Repeat all of the entries, please, keeping each line exact.

→ MATERIAL PROVIDED
== == ==
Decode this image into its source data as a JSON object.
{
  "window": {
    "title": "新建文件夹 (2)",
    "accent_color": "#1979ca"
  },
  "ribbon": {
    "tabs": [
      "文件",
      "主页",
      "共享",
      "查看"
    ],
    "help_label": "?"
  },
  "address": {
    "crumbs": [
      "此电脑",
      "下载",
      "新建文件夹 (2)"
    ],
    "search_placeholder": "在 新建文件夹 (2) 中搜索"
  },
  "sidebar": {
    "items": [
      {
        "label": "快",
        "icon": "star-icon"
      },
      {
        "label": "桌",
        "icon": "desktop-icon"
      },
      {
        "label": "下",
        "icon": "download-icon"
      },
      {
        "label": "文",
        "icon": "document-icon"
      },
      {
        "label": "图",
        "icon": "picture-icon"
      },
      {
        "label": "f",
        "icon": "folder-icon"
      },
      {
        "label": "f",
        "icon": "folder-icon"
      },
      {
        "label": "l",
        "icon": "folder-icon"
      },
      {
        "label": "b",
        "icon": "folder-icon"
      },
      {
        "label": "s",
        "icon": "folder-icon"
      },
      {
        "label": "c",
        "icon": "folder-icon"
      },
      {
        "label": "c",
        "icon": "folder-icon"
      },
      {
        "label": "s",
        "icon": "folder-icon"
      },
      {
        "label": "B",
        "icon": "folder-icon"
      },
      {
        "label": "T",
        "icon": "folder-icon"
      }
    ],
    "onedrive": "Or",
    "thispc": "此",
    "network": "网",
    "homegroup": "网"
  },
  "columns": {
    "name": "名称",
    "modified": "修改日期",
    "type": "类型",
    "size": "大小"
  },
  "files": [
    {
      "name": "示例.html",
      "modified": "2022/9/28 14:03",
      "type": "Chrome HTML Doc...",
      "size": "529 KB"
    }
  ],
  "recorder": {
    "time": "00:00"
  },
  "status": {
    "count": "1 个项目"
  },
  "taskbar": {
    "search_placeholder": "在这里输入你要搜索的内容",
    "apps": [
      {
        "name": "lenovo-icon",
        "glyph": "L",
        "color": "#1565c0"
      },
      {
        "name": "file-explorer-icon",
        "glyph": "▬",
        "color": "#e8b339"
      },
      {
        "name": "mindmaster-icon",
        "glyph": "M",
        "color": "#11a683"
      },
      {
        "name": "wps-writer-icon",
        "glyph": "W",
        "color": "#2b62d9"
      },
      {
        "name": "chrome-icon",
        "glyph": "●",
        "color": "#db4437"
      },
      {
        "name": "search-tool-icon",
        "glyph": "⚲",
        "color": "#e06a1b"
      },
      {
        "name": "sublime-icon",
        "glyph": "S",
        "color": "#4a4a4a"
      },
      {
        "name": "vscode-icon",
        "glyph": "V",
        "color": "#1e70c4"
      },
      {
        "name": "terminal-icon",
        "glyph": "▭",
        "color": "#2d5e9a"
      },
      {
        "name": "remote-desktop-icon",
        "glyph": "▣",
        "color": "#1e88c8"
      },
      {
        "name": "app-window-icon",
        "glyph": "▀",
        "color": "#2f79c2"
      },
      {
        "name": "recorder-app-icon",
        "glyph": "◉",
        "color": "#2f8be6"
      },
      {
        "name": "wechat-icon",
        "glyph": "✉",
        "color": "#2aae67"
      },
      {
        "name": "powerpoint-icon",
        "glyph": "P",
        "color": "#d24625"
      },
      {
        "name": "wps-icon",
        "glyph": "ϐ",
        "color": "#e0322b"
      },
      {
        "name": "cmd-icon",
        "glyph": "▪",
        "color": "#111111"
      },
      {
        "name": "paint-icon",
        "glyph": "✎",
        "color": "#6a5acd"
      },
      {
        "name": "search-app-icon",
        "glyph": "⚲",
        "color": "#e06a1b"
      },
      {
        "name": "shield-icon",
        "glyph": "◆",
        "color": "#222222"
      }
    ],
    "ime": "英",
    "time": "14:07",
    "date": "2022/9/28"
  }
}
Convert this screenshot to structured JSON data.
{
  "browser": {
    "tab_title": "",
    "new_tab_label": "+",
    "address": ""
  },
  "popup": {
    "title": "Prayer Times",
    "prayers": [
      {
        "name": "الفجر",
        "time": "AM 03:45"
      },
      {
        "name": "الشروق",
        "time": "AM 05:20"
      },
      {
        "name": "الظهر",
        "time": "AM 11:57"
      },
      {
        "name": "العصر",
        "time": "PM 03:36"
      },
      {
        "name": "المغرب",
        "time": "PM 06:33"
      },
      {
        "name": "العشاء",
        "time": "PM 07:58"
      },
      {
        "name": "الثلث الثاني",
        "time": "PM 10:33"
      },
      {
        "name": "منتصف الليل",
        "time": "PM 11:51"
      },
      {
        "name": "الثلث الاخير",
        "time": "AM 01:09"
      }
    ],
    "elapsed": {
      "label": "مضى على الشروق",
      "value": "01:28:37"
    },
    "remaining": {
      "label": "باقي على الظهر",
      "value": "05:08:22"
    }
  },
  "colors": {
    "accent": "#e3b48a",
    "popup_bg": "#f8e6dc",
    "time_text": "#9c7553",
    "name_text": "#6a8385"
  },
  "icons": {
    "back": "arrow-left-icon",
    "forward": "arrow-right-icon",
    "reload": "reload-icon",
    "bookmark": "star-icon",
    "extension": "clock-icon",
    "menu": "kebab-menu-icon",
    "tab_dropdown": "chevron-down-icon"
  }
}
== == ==
→ SOLUTION FOR THIS PROBLEM
Decode this image into its source data as a JSON object.
{
  "window": {
    "title": "新建文件夹 (2)",
    "accent_color": "#1979ca"
  },
  "ribbon": {
    "tabs": [
      "文件",
      "主页",
      "共享",
      "查看"
    ],
    "help_label": "?"
  },
  "address": {
    "crumbs": [
      "此电脑",
      "下载",
      "新建文件夹 (2)"
    ],
    "search_placeholder": "在 新建文件夹 (2) 中搜索"
  },
  "sidebar": {
    "items": [
      {
        "label": "快",
        "icon": "star-icon"
      },
      {
        "label": "桌",
        "icon": "desktop-icon"
      },
      {
        "label": "下",
        "icon": "download-icon"
      },
      {
        "label": "文",
        "icon": "document-icon"
      },
      {
        "label": "图",
        "icon": "picture-icon"
      },
      {
        "label": "f",
        "icon": "folder-icon"
      },
      {
        "label": "f",
        "icon": "folder-icon"
      },
      {
        "label": "l",
        "icon": "folder-icon"
      },
      {
        "label": "b",
        "icon": "folder-icon"
      },
      {
        "label": "s",
        "icon": "folder-icon"
      },
      {
        "label": "c",
        "icon": "folder-icon"
      },
      {
        "label": "c",
        "icon": "folder-icon"
      },
      {
        "label": "s",
        "icon": "folder-icon"
      },
      {
        "label": "B",
        "icon": "folder-icon"
      },
      {
        "label": "T",
        "icon": "folder-icon"
      }
    ],
    "onedrive": "Or",
    "thispc": "此",
    "network": "网",
    "homegroup": "网"
  },
  "columns": {
    "name": "名称",
    "modified": "修改日期",
    "type": "类型",
    "size": "大小"
  },
  "files": [
    {
      "name": "示例.html",
      "modified": "2022/9/28 14:03",
      "type": "Chrome HTML Doc...",
      "size": "529 KB"
    }
  ],
  "recorder": {
    "time": "00:00"
  },
  "status": {
    "count": "1 个项目"
  },
  "taskbar": {
    "search_placeholder": "在这里输入你要搜索的内容",
    "apps": [
      {
        "name": "lenovo-icon",
        "glyph": "L",
        "color": "#1565c0"
      },
      {
        "name": "file-explorer-icon",
        "glyph": "▬",
        "color": "#e8b339"
      },
      {
        "name": "mindmaster-icon",
        "glyph": "M",
        "color": "#11a683"
      },
      {
        "name": "wps-writer-icon",
        "glyph": "W",
        "color": "#2b62d9"
      },
      {
        "name": "chrome-icon",
        "glyph": "●",
        "color": "#db4437"
      },
      {
        "name": "search-tool-icon",
        "glyph": "⚲",
        "color": "#e06a1b"
      },
      {
        "name": "sublime-icon",
        "glyph": "S",
        "color": "#4a4a4a"
      },
      {
        "name": "vscode-icon",
        "glyph": "V",
        "color": "#1e70c4"
      },
      {
        "name": "terminal-icon",
        "glyph": "▭",
        "color": "#2d5e9a"
      },
      {
        "name": "remote-desktop-icon",
        "glyph": "▣",
        "color": "#1e88c8"
      },
      {
        "name": "app-window-icon",
        "glyph": "▀",
        "color": "#2f79c2"
      },
      {
        "name": "recorder-app-icon",
        "glyph": "◉",
        "color": "#2f8be6"
      },
      {
        "name": "wechat-icon",
        "glyph": "✉",
        "color": "#2aae67"
      },
      {
        "name": "powerpoint-icon",
        "glyph": "P",
        "color": "#d24625"
      },
      {
        "name": "wps-icon",
        "glyph": "ϐ",
        "color": "#e0322b"
      },
      {
        "name": "cmd-icon",
        "glyph": "▪",
        "color": "#111111"
      },
      {
        "name": "paint-icon",
        "glyph": "✎",
        "color": "#6a5acd"
      },
      {
        "name": "search-app-icon",
        "glyph": "⚲",
        "color": "#e06a1b"
      },
      {
        "name": "shield-icon",
        "glyph": "◆",
        "color": "#222222"
      }
    ],
    "ime": "英",
    "time": "14:07",
    "date": "2022/9/28"
  }
}
Convert this screenshot to structured JSON data.
{
  "browser": {
    "tab_title": "",
    "new_tab_label": "+",
    "address": ""
  },
  "popup": {
    "title": "Prayer Times",
    "prayers": [
      {
        "name": "الفجر",
        "time": "AM 03:45"
      },
      {
        "name": "الشروق",
        "time": "AM 05:20"
      },
      {
        "name": "الظهر",
        "time": "AM 11:57"
      },
      {
        "name": "العصر",
        "time": "PM 03:36"
      },
      {
        "name": "المغرب",
        "time": "PM 06:33"
      },
      {
        "name": "العشاء",
        "time": "PM 07:58"
      },
      {
        "name": "الثلث الثاني",
        "time": "PM 10:33"
      },
      {
        "name": "منتصف الليل",
        "time": "PM 11:51"
      },
      {
        "name": "الثلث الاخير",
        "time": "AM 01:09"
      }
    ],
    "elapsed": {
      "label": "مضى على الشروق",
      "value": "01:28:37"
    },
    "remaining": {
      "label": "باقي على الظهر",
      "value": "05:08:22"
    }
  },
  "colors": {
    "accent": "#e3b48a",
    "popup_bg": "#f8e6dc",
    "time_text": "#9c7553",
    "name_text": "#6a8385"
  },
  "icons": {
    "back": "arrow-left-icon",
    "forward": "arrow-right-icon",
    "reload": "reload-icon",
    "bookmark": "star-icon",
    "extension": "clock-icon",
    "menu": "kebab-menu-icon",
    "tab_dropdown": "chevron-down-icon"
  }
}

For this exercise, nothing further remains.